Exercise goal ▸ Here is a block of records. Copy every line in it that includes "JSON".

§

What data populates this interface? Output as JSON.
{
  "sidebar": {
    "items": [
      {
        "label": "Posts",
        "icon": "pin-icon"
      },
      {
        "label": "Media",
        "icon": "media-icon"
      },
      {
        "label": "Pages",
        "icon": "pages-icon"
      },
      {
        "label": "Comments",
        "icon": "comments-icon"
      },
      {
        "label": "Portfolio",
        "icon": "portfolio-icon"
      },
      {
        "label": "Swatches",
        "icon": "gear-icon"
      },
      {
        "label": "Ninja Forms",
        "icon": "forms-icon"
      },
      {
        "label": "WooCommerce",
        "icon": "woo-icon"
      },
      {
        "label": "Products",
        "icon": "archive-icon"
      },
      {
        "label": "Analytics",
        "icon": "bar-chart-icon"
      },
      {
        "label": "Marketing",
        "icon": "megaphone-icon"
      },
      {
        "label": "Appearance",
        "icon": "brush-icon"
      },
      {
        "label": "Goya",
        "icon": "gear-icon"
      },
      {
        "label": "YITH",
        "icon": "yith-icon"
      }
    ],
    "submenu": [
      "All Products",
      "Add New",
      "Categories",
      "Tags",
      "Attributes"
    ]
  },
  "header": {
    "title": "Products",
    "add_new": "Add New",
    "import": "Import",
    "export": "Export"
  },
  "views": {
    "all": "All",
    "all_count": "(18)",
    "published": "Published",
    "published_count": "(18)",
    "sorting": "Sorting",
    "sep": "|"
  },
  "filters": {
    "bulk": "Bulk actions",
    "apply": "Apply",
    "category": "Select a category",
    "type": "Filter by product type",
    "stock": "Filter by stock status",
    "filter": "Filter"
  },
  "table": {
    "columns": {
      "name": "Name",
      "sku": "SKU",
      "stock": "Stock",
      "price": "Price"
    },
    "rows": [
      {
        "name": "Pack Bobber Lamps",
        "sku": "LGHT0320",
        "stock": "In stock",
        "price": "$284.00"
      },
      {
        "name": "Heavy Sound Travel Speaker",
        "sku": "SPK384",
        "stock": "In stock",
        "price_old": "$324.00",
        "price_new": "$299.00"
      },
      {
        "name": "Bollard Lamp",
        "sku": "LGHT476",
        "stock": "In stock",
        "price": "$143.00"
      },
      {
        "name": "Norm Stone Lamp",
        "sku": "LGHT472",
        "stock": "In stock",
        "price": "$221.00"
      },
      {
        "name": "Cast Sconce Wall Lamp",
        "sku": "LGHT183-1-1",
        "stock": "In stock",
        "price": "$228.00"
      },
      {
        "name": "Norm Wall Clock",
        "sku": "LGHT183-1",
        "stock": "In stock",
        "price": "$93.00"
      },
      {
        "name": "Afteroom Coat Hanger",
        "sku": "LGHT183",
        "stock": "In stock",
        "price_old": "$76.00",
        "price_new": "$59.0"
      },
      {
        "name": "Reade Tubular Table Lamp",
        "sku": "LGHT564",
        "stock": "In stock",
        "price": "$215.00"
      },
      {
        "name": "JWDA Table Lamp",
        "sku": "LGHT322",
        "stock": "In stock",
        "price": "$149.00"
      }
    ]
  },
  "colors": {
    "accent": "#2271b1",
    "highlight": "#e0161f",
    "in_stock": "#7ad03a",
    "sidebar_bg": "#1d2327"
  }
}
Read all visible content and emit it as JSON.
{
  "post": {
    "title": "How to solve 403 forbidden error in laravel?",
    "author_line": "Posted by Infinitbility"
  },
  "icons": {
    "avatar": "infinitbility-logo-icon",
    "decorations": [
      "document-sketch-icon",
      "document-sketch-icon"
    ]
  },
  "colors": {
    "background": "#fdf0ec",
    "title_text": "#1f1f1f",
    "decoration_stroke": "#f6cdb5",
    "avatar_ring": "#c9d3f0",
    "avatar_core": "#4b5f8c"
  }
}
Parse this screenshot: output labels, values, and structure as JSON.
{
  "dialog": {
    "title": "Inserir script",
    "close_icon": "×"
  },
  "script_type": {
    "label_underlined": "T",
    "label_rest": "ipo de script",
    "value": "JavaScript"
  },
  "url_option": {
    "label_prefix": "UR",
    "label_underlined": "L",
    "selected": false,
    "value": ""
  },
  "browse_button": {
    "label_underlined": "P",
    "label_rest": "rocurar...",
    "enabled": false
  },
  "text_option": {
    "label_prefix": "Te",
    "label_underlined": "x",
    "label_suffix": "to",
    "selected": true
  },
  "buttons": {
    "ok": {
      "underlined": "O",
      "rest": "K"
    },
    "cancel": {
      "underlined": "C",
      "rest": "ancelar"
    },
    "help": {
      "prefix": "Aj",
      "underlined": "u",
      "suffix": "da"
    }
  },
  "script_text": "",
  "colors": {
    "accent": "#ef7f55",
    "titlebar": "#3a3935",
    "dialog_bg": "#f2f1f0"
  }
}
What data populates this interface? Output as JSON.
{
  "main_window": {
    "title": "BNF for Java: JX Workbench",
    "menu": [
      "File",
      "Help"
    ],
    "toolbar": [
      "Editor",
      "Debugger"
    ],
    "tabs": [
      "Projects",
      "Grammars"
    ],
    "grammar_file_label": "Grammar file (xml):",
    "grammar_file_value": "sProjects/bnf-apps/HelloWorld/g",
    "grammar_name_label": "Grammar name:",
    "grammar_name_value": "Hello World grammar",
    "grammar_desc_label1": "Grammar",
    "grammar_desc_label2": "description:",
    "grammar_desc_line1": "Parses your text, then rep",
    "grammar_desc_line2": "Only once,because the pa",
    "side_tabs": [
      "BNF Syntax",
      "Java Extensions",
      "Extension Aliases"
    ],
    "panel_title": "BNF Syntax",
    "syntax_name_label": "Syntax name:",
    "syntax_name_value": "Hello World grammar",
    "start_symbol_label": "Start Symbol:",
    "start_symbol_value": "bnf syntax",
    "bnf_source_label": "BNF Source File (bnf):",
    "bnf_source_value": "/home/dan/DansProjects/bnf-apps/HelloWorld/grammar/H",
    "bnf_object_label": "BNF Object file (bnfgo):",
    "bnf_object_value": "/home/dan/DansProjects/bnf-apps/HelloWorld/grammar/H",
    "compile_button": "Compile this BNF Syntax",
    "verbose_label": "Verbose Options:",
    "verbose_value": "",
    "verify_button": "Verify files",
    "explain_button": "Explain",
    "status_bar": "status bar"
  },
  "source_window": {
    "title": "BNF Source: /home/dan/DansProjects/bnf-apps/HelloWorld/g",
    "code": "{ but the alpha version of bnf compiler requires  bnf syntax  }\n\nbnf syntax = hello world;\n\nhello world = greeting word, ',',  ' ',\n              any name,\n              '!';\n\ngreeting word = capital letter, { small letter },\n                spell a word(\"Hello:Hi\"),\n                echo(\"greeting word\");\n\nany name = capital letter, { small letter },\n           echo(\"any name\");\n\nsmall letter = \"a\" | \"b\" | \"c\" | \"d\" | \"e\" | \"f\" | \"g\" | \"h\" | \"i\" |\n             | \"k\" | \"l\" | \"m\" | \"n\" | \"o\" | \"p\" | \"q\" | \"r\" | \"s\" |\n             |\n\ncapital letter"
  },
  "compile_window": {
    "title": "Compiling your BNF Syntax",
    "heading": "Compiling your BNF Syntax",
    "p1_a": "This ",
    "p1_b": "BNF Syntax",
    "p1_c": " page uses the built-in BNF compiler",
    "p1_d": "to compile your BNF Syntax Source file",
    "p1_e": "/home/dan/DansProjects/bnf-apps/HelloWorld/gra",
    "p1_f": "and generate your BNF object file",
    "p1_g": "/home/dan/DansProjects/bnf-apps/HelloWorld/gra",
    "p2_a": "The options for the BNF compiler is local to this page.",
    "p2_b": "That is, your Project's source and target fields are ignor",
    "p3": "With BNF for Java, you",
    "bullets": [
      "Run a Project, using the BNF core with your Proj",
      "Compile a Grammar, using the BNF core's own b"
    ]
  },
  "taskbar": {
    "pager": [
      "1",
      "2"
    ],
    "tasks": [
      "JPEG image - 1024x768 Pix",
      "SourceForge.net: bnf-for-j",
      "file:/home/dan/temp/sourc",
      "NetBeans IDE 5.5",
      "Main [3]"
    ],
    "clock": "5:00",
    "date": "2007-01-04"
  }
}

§

Output ▸
What data populates this interface? Output as JSON.
Read all visible content and emit it as JSON.
Parse this screenshot: output labels, values, and structure as JSON.
What data populates this interface? Output as JSON.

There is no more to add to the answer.